• **AIM OF THE EXERCISE**
Look at each line below and count those with the word "based"; the answer is that number only.

•••••

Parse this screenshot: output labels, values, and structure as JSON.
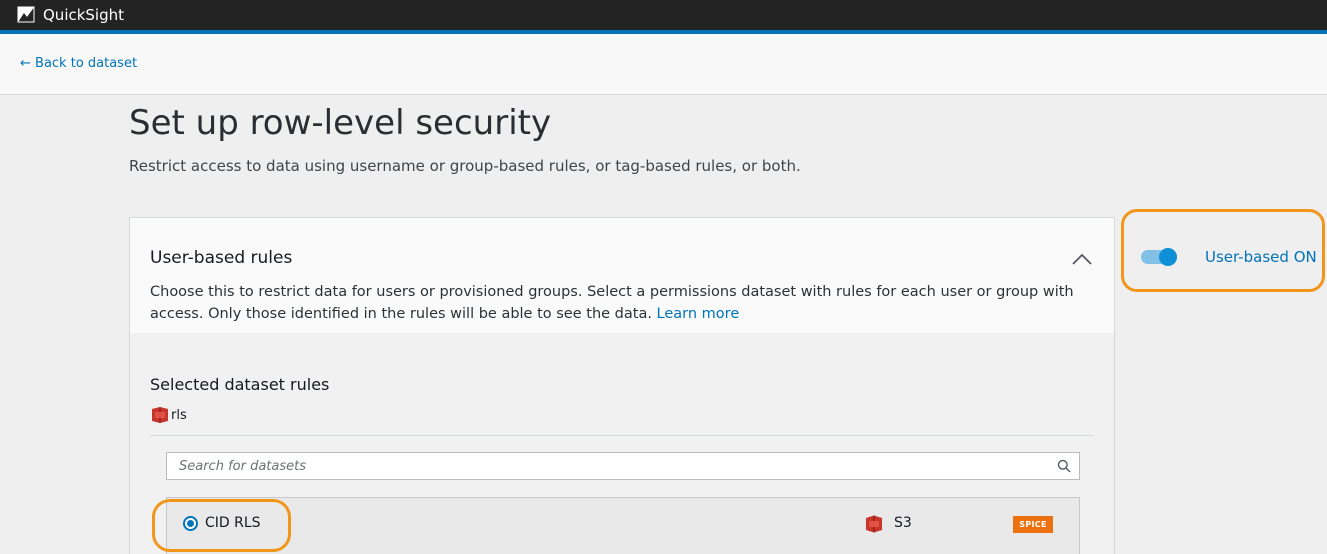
{
  "app": {
    "title": "QuickSight"
  },
  "nav": {
    "back_label": "← Back to dataset"
  },
  "page": {
    "title": "Set up row-level security",
    "subtitle": "Restrict access to data using username or group-based rules, or tag-based rules, or both."
  },
  "user_rules": {
    "title": "User-based rules",
    "description": "Choose this to restrict data for users or provisioned groups. Select a permissions dataset with rules for each user or group with access. Only those identified in the rules will be able to see the data.",
    "learn_more": "Learn more",
    "toggle_label": "User-based ON",
    "toggle_on": true,
    "selected_title": "Selected dataset rules",
    "selected_dataset": "rls",
    "search": {
      "placeholder": "Search for datasets",
      "value": ""
    },
    "datasets": [
      {
        "name": "CID RLS",
        "source": "S3",
        "badge": "SPICE",
        "selected": true
      }
    ]
  },
  "colors": {
    "accent": "#0073bb",
    "highlight": "#f0961b",
    "badge": "#ec7211",
    "topbar": "#232323"
  },
  "icons": [
    "quicksight-logo-icon",
    "chevron-up-icon",
    "s3-bucket-icon",
    "search-icon"
  ]
}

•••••

• **RESPONSE BOX**
3